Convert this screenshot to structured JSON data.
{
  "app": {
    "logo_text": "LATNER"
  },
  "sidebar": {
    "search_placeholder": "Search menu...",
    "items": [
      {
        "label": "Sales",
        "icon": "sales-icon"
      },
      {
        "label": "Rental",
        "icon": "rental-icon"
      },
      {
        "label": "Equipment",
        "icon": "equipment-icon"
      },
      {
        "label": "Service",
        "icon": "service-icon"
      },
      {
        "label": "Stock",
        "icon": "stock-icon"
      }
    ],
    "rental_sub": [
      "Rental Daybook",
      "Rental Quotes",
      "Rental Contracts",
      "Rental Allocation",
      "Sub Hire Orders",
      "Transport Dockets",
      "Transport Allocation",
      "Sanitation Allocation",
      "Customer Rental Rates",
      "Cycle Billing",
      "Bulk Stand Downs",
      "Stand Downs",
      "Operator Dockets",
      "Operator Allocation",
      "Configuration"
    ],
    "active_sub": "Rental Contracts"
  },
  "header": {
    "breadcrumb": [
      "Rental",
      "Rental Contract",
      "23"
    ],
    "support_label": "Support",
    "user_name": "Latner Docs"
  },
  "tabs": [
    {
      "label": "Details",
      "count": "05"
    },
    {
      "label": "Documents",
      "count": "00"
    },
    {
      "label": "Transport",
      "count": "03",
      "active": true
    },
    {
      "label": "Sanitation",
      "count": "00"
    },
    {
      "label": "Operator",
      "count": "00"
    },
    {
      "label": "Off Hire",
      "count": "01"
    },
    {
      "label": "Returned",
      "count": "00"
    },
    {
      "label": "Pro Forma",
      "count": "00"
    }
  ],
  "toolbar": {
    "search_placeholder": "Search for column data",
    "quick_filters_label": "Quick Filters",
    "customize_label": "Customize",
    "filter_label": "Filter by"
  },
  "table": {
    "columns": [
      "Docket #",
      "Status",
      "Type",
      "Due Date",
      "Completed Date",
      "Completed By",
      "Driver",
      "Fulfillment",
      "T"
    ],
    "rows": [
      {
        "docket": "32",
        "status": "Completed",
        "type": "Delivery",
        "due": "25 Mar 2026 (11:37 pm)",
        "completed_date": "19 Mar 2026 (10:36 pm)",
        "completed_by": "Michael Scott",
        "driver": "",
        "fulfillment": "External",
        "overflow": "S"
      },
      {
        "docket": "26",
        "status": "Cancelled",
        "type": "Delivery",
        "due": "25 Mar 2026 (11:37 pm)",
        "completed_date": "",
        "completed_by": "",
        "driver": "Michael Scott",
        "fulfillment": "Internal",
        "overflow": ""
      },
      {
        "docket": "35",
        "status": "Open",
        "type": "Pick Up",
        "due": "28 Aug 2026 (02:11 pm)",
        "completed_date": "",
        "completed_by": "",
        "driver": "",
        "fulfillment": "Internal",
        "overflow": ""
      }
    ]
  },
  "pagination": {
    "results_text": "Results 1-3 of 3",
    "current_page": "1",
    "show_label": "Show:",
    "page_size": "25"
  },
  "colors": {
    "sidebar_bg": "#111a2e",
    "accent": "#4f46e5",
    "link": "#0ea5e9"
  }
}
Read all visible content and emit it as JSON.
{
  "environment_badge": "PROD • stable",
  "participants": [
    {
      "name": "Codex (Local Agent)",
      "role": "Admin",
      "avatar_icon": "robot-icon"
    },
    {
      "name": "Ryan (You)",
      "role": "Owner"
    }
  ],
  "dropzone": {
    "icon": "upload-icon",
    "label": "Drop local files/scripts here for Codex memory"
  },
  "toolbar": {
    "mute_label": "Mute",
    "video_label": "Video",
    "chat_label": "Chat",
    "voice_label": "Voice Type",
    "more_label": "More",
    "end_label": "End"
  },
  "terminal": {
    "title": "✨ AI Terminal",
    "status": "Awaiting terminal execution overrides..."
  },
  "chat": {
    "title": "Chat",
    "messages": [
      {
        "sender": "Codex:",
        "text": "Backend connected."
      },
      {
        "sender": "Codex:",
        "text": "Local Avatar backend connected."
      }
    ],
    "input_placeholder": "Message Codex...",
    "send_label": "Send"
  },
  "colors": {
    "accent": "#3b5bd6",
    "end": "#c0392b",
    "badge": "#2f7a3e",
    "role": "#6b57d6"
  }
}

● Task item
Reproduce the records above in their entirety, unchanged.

● Solution to the problem
Convert this screenshot to structured JSON data.
{
  "app": {
    "logo_text": "LATNER"
  },
  "sidebar": {
    "search_placeholder": "Search menu...",
    "items": [
      {
        "label": "Sales",
        "icon": "sales-icon"
      },
      {
        "label": "Rental",
        "icon": "rental-icon"
      },
      {
        "label": "Equipment",
        "icon": "equipment-icon"
      },
      {
        "label": "Service",
        "icon": "service-icon"
      },
      {
        "label": "Stock",
        "icon": "stock-icon"
      }
    ],
    "rental_sub": [
      "Rental Daybook",
      "Rental Quotes",
      "Rental Contracts",
      "Rental Allocation",
      "Sub Hire Orders",
      "Transport Dockets",
      "Transport Allocation",
      "Sanitation Allocation",
      "Customer Rental Rates",
      "Cycle Billing",
      "Bulk Stand Downs",
      "Stand Downs",
      "Operator Dockets",
      "Operator Allocation",
      "Configuration"
    ],
    "active_sub": "Rental Contracts"
  },
  "header": {
    "breadcrumb": [
      "Rental",
      "Rental Contract",
      "23"
    ],
    "support_label": "Support",
    "user_name": "Latner Docs"
  },
  "tabs": [
    {
      "label": "Details",
      "count": "05"
    },
    {
      "label": "Documents",
      "count": "00"
    },
    {
      "label": "Transport",
      "count": "03",
      "active": true
    },
    {
      "label": "Sanitation",
      "count": "00"
    },
    {
      "label": "Operator",
      "count": "00"
    },
    {
      "label": "Off Hire",
      "count": "01"
    },
    {
      "label": "Returned",
      "count": "00"
    },
    {
      "label": "Pro Forma",
      "count": "00"
    }
  ],
  "toolbar": {
    "search_placeholder": "Search for column data",
    "quick_filters_label": "Quick Filters",
    "customize_label": "Customize",
    "filter_label": "Filter by"
  },
  "table": {
    "columns": [
      "Docket #",
      "Status",
      "Type",
      "Due Date",
      "Completed Date",
      "Completed By",
      "Driver",
      "Fulfillment",
      "T"
    ],
    "rows": [
      {
        "docket": "32",
        "status": "Completed",
        "type": "Delivery",
        "due": "25 Mar 2026 (11:37 pm)",
        "completed_date": "19 Mar 2026 (10:36 pm)",
        "completed_by": "Michael Scott",
        "driver": "",
        "fulfillment": "External",
        "overflow": "S"
      },
      {
        "docket": "26",
        "status": "Cancelled",
        "type": "Delivery",
        "due": "25 Mar 2026 (11:37 pm)",
        "completed_date": "",
        "completed_by": "",
        "driver": "Michael Scott",
        "fulfillment": "Internal",
        "overflow": ""
      },
      {
        "docket": "35",
        "status": "Open",
        "type": "Pick Up",
        "due": "28 Aug 2026 (02:11 pm)",
        "completed_date": "",
        "completed_by": "",
        "driver": "",
        "fulfillment": "Internal",
        "overflow": ""
      }
    ]
  },
  "pagination": {
    "results_text": "Results 1-3 of 3",
    "current_page": "1",
    "show_label": "Show:",
    "page_size": "25"
  },
  "colors": {
    "sidebar_bg": "#111a2e",
    "accent": "#4f46e5",
    "link": "#0ea5e9"
  }
}
Read all visible content and emit it as JSON.
{
  "environment_badge": "PROD • stable",
  "participants": [
    {
      "name": "Codex (Local Agent)",
      "role": "Admin",
      "avatar_icon": "robot-icon"
    },
    {
      "name": "Ryan (You)",
      "role": "Owner"
    }
  ],
  "dropzone": {
    "icon": "upload-icon",
    "label": "Drop local files/scripts here for Codex memory"
  },
  "toolbar": {
    "mute_label": "Mute",
    "video_label": "Video",
    "chat_label": "Chat",
    "voice_label": "Voice Type",
    "more_label": "More",
    "end_label": "End"
  },
  "terminal": {
    "title": "✨ AI Terminal",
    "status": "Awaiting terminal execution overrides..."
  },
  "chat": {
    "title": "Chat",
    "messages": [
      {
        "sender": "Codex:",
        "text": "Backend connected."
      },
      {
        "sender": "Codex:",
        "text": "Local Avatar backend connected."
      }
    ],
    "input_placeholder": "Message Codex...",
    "send_label": "Send"
  },
  "colors": {
    "accent": "#3b5bd6",
    "end": "#c0392b",
    "badge": "#2f7a3e",
    "role": "#6b57d6"
  }
}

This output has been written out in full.